* WHAT TO WORK ON *
This exercise asks for a copy of each line in the records below with the word "producing" in it.

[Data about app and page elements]
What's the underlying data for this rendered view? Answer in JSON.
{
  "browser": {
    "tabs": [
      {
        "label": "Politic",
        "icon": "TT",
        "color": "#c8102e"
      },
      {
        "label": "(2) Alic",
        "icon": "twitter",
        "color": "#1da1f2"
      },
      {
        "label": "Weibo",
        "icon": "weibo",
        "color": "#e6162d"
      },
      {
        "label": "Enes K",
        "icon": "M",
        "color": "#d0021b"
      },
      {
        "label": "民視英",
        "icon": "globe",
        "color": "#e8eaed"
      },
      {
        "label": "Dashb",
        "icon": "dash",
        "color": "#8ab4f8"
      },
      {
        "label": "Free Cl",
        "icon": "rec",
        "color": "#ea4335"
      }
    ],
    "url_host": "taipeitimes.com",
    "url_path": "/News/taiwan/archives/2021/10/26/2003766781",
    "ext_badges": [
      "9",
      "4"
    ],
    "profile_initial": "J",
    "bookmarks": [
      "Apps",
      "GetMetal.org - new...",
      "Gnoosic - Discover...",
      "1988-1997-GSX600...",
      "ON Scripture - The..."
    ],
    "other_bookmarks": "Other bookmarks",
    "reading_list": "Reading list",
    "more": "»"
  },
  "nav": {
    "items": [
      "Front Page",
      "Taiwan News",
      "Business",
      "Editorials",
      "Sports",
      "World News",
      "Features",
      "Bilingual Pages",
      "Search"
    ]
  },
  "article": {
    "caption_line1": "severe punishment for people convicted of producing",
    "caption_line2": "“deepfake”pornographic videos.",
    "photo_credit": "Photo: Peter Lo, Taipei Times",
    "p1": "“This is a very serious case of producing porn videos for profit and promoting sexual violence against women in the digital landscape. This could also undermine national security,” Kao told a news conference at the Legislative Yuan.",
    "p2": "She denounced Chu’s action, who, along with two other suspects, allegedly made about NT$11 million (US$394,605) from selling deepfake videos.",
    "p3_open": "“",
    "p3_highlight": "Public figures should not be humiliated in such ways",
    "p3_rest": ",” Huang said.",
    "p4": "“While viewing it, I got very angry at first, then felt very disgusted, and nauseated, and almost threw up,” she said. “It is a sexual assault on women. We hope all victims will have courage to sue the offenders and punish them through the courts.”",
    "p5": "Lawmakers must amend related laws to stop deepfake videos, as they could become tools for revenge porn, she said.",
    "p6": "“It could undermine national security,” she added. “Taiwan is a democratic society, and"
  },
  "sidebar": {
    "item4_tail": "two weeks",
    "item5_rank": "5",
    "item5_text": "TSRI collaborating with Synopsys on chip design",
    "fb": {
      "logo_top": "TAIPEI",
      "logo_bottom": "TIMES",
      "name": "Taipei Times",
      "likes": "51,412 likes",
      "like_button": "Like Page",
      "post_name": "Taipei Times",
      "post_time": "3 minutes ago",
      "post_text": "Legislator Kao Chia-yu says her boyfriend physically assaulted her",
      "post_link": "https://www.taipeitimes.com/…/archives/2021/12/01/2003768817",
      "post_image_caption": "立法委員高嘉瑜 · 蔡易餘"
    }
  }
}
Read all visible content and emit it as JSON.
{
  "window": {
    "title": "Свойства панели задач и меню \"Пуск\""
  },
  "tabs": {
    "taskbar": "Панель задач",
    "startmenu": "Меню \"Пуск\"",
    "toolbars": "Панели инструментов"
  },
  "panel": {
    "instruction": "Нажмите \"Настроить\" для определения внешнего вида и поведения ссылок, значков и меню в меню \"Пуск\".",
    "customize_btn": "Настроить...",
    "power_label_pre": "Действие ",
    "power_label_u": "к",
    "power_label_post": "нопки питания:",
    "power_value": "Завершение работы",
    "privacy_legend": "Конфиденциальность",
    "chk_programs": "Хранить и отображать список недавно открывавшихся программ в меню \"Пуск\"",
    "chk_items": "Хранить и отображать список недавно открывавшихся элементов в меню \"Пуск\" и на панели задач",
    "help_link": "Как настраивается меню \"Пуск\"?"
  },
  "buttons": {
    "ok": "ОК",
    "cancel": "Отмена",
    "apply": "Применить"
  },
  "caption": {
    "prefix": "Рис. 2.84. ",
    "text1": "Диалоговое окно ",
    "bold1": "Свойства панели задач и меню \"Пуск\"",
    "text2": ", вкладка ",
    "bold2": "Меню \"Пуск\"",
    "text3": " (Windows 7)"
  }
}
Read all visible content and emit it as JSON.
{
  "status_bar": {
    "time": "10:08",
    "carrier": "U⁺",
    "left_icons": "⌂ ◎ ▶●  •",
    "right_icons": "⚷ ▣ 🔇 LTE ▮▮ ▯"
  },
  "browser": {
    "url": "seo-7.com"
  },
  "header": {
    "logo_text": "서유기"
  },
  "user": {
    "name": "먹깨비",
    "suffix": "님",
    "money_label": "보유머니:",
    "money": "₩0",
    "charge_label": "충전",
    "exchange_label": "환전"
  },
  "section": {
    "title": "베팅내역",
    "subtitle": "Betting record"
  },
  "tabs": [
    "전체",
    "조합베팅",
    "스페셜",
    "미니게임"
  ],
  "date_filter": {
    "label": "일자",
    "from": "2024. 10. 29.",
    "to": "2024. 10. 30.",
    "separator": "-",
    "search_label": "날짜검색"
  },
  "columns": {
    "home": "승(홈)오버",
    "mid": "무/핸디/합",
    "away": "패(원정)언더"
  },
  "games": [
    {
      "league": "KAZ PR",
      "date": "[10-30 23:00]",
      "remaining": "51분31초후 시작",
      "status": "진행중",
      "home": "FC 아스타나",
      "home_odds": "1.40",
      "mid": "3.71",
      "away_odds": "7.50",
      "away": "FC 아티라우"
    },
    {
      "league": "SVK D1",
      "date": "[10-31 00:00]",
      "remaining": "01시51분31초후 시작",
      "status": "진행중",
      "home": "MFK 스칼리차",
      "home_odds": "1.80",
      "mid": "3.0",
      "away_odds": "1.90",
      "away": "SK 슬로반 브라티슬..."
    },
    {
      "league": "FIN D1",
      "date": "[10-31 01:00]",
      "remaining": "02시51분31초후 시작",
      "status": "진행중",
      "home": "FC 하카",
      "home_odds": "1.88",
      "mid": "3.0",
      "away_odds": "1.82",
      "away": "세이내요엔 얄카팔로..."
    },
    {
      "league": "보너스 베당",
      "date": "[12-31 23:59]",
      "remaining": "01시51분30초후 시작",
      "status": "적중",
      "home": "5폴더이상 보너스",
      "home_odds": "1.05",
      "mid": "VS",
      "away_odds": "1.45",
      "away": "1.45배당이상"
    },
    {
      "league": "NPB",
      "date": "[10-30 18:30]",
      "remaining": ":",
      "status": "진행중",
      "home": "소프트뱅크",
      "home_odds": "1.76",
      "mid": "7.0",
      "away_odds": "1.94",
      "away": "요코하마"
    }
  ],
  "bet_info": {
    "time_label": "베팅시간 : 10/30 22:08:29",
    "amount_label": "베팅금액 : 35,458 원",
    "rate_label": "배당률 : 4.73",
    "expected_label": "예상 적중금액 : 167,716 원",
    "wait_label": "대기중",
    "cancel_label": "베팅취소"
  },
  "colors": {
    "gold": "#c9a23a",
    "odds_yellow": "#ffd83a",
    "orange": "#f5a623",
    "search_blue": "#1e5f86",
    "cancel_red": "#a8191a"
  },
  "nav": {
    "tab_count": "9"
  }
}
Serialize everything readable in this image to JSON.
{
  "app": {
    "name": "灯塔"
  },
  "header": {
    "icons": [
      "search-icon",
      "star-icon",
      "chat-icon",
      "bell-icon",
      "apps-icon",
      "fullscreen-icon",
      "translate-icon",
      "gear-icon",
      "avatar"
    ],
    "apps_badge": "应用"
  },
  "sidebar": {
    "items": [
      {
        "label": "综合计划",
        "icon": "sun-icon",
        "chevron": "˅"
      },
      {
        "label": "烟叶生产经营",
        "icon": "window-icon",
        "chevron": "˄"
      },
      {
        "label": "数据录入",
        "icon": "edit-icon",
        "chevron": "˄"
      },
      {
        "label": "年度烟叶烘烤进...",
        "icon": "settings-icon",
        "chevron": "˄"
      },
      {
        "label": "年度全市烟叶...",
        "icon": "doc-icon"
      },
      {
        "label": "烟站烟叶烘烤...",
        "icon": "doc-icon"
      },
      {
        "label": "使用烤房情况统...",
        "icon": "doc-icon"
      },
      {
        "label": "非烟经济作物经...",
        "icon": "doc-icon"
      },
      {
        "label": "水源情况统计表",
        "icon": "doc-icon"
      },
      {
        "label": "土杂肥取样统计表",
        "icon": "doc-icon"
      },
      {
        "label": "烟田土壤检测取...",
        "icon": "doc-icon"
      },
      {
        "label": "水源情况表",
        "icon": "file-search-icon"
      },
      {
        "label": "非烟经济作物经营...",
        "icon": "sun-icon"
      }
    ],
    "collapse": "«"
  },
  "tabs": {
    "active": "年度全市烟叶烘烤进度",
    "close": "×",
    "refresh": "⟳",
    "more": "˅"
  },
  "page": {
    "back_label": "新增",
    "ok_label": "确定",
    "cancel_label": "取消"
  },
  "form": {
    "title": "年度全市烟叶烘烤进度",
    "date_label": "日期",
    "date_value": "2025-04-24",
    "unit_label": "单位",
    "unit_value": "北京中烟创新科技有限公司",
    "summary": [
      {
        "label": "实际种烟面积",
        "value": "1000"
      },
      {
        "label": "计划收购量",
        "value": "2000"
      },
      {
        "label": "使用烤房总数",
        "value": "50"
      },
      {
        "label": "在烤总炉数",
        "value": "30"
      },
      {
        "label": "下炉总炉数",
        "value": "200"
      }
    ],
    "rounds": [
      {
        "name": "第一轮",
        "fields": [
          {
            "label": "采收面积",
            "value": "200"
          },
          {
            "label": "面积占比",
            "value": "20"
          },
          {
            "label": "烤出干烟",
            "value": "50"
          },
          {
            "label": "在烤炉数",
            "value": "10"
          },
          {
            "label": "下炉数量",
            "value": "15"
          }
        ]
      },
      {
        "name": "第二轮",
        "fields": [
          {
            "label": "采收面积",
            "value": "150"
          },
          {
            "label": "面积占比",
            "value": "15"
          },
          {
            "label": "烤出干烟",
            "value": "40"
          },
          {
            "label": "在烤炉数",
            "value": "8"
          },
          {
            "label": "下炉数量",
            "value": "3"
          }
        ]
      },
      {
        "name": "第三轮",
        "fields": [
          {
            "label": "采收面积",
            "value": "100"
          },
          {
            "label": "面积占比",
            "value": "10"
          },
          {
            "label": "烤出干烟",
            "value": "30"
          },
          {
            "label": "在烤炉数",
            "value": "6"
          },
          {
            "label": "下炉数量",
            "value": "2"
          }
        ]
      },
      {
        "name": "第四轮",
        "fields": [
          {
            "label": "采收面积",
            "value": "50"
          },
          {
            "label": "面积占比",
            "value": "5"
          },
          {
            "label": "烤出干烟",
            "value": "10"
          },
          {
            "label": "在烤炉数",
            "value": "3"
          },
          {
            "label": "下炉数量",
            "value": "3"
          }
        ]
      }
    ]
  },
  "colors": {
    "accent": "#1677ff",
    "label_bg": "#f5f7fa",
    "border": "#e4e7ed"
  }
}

* WORKED SOLUTION *
    "caption_line1": "severe punishment for people convicted of producing",
    "p1": "“This is a very serious case of producing porn videos for profit and promoting sexual violence against women in the digital landscape. This could also undermine national security,” Kao told a news conference at the Legislative Yuan.",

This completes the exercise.